Records from a dataset:
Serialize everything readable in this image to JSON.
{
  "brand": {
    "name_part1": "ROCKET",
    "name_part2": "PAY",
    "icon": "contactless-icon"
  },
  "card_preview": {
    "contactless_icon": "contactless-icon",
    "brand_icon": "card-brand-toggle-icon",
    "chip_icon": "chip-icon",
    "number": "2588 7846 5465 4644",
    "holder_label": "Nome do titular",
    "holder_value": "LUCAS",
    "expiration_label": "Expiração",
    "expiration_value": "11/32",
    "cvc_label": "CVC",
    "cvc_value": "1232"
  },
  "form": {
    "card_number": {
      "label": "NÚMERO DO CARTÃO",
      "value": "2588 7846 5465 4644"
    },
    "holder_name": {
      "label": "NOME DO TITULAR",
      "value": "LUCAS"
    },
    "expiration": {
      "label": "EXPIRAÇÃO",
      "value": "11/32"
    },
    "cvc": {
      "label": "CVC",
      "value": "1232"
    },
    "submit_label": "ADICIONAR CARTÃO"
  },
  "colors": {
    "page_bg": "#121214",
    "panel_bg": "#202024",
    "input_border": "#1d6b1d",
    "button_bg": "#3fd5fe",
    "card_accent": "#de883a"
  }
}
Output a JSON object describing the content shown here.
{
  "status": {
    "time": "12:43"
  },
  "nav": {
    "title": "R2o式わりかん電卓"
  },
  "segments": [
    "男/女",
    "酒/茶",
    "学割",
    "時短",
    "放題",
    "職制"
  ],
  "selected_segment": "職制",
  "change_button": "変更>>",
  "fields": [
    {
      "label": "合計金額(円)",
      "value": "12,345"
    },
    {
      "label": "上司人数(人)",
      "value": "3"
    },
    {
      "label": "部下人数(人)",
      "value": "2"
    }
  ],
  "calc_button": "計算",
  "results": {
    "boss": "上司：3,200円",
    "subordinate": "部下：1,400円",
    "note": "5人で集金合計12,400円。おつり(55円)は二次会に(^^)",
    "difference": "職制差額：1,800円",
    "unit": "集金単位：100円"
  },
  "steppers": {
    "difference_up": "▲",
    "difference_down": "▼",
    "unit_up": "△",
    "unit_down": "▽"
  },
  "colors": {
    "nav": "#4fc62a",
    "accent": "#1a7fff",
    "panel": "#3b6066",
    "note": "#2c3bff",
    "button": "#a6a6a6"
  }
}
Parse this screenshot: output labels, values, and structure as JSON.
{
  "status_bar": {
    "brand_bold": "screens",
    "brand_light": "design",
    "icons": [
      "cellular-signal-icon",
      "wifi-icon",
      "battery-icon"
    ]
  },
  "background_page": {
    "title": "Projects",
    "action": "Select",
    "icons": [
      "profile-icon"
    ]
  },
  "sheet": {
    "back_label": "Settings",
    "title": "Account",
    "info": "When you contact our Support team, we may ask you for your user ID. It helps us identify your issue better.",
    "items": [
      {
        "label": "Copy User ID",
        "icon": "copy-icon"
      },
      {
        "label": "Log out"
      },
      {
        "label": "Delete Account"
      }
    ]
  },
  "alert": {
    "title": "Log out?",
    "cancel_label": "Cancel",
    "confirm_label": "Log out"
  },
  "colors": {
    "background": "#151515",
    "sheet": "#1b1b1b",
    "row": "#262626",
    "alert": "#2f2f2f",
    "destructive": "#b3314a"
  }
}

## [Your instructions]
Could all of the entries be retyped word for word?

## [Answer to the exercise]
Serialize everything readable in this image to JSON.
{
  "brand": {
    "name_part1": "ROCKET",
    "name_part2": "PAY",
    "icon": "contactless-icon"
  },
  "card_preview": {
    "contactless_icon": "contactless-icon",
    "brand_icon": "card-brand-toggle-icon",
    "chip_icon": "chip-icon",
    "number": "2588 7846 5465 4644",
    "holder_label": "Nome do titular",
    "holder_value": "LUCAS",
    "expiration_label": "Expiração",
    "expiration_value": "11/32",
    "cvc_label": "CVC",
    "cvc_value": "1232"
  },
  "form": {
    "card_number": {
      "label": "NÚMERO DO CARTÃO",
      "value": "2588 7846 5465 4644"
    },
    "holder_name": {
      "label": "NOME DO TITULAR",
      "value": "LUCAS"
    },
    "expiration": {
      "label": "EXPIRAÇÃO",
      "value": "11/32"
    },
    "cvc": {
      "label": "CVC",
      "value": "1232"
    },
    "submit_label": "ADICIONAR CARTÃO"
  },
  "colors": {
    "page_bg": "#121214",
    "panel_bg": "#202024",
    "input_border": "#1d6b1d",
    "button_bg": "#3fd5fe",
    "card_accent": "#de883a"
  }
}
Output a JSON object describing the content shown here.
{
  "status": {
    "time": "12:43"
  },
  "nav": {
    "title": "R2o式わりかん電卓"
  },
  "segments": [
    "男/女",
    "酒/茶",
    "学割",
    "時短",
    "放題",
    "職制"
  ],
  "selected_segment": "職制",
  "change_button": "変更>>",
  "fields": [
    {
      "label": "合計金額(円)",
      "value": "12,345"
    },
    {
      "label": "上司人数(人)",
      "value": "3"
    },
    {
      "label": "部下人数(人)",
      "value": "2"
    }
  ],
  "calc_button": "計算",
  "results": {
    "boss": "上司：3,200円",
    "subordinate": "部下：1,400円",
    "note": "5人で集金合計12,400円。おつり(55円)は二次会に(^^)",
    "difference": "職制差額：1,800円",
    "unit": "集金単位：100円"
  },
  "steppers": {
    "difference_up": "▲",
    "difference_down": "▼",
    "unit_up": "△",
    "unit_down": "▽"
  },
  "colors": {
    "nav": "#4fc62a",
    "accent": "#1a7fff",
    "panel": "#3b6066",
    "note": "#2c3bff",
    "button": "#a6a6a6"
  }
}
Parse this screenshot: output labels, values, and structure as JSON.
{
  "status_bar": {
    "brand_bold": "screens",
    "brand_light": "design",
    "icons": [
      "cellular-signal-icon",
      "wifi-icon",
      "battery-icon"
    ]
  },
  "background_page": {
    "title": "Projects",
    "action": "Select",
    "icons": [
      "profile-icon"
    ]
  },
  "sheet": {
    "back_label": "Settings",
    "title": "Account",
    "info": "When you contact our Support team, we may ask you for your user ID. It helps us identify your issue better.",
    "items": [
      {
        "label": "Copy User ID",
        "icon": "copy-icon"
      },
      {
        "label": "Log out"
      },
      {
        "label": "Delete Account"
      }
    ]
  },
  "alert": {
    "title": "Log out?",
    "cancel_label": "Cancel",
    "confirm_label": "Log out"
  },
  "colors": {
    "background": "#151515",
    "sheet": "#1b1b1b",
    "row": "#262626",
    "alert": "#2f2f2f",
    "destructive": "#b3314a"
  }
}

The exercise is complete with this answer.